By far and away our most popular canoe is the Lakota. It is a nice versatile size with ample space for a family while being lovely to paddle solo. We first designed this canoe back in 2008 and from the first moment of launching we knew it was a winner. It is an adaptation of a design prepared for us by Jemwatercraft in America, called the Iroquois. You can still buy those plans from Jem.
Light enough to carry single handed on your shoulders (about 28kg) and easily transported on a car, the Lakota is 15'6" long, 36" in the beam and about 20" high.
A key feature of the Lakota is tumblehome, where the upper panel slopes inwards. This makes padding much less fatiguing than many other canoe designs. 
The Lakota has three thwarts (seats) which are arranged asymmetrically to enable the canoe to be paddled in either direction depending on the number of people on board. 
Plenty of space for camping equipment etc. 
The very low draught enables the Lakota to glide through very shallow water. 
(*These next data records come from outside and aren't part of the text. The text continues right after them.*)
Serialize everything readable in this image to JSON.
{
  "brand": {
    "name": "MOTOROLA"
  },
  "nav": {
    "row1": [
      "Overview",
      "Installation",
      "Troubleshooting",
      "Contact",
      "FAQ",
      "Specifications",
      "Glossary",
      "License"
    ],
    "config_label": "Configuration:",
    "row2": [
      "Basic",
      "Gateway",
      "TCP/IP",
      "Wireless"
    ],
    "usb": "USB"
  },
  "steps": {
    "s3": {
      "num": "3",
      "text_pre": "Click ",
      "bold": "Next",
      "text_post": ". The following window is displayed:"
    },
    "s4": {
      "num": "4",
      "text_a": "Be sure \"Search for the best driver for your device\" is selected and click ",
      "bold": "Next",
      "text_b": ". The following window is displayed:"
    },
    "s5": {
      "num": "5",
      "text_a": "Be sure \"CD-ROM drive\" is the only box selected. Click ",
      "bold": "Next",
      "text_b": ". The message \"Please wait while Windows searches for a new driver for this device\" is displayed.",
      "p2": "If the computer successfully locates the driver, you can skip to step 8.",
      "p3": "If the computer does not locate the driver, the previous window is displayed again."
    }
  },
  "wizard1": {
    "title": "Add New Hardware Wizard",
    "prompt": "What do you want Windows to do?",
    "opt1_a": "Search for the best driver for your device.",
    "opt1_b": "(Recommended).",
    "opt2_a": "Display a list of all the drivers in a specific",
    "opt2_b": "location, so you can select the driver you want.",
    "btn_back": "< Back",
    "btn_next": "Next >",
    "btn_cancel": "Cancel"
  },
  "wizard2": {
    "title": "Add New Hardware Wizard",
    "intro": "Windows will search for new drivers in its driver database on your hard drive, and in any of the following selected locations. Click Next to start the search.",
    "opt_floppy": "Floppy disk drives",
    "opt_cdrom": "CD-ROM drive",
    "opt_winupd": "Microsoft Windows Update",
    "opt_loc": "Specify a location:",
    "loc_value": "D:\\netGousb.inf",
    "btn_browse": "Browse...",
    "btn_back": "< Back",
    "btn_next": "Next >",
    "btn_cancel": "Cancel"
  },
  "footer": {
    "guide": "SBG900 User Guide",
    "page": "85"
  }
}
Lakota 17

The Lakota 17  is a 17' version of the standard Lakota. It is about 400mm longer and slightly wider in the beam.

These are £200 more than the standard Lakota, take a little longer to build, and weigh about 33kg. You would struggle to get this canoe up on your shoulders but it is easily carried by 2 of you.

Before I let you build one I tend to insist you try the standard Lakota first as people often find that it is sufficient for their needs. However if you want to take the whole family, or you are keen to ensure plenty of space and carrying capacity, this model might well be your preferred option.

The Lakota 17 can be transported on a car, especially if you have an estate.

Longer canoes can be harder to store.. Something to bear in mind. 


The Huron is our shortest lightest canoe. It is just 13 feet long and weighs around 20kg.

Based on the Lakota we make very few of these as I don't feel they have the stability of the original Lakota. That said, people who have built them have been very positive about their canoes. They are light and agile on the water and although primarily for solo paddling, they will happily take two people. 

The cost of the Huron is the same as the standard Lakota.

Before you build your canoe I will get you to try a standard Lakota on the water. Canoe sizes are misleading. The only way to tell the size is to get in one and paddle! They are smaller than you think, but look immense on the workbench. 

Other canoe designs

Sometimes people ask us if they can build their own designs here. The answer is a qualified yes.

I only accept other designs here if I have had sight of the plans before you book. This is to ensure that the design is feasible here.

The other thing I insist on is that you bring full sized templates with you.

These days full sized templates are rarely sold when you buy plans. If your plans don't include full size templates you will need to loft them up yourself before you arrive. This is a time consuming and painstaking process but vital before you build your canoe. A bit like drawing a graph at school you have to plot out points and join them together with a curved line. Wallpaper lining paper or similar is fine for this.

You need to be aware that building designs other than our own will require permission from the designer (if you have bought plans from a canoe design company you will have been given permission to build one canoe, unless it states otherwise) 

To avoid disappointment please discuss all these elements with us before you book. It will inevitably be more costly than a standard Lakota owing to the additional workshop time required. 

Note the canoe on the picture is actually the standard Lakota! This illustrates just how many people it will carry.. Just about! Buoyancy aids should be worn at all times... 

Stanley Small Craft designs

Paul from Stanley Small Craft, has developed a range of canoe building plans, including the Peasemarsh range, which bear a striking resemblance to our Birchcanoes Lakota range.  I built one of  the smallest of his range this summer, as a try-out. It is the Peasemarsh 10, and is only 10 feet long. You are welcome to build one of this range instead of a Lakota if you prefer. However, you will need to purchase your templates from Stanley Small Craft before you come ( we are planning to offer these for sale on this site in due course).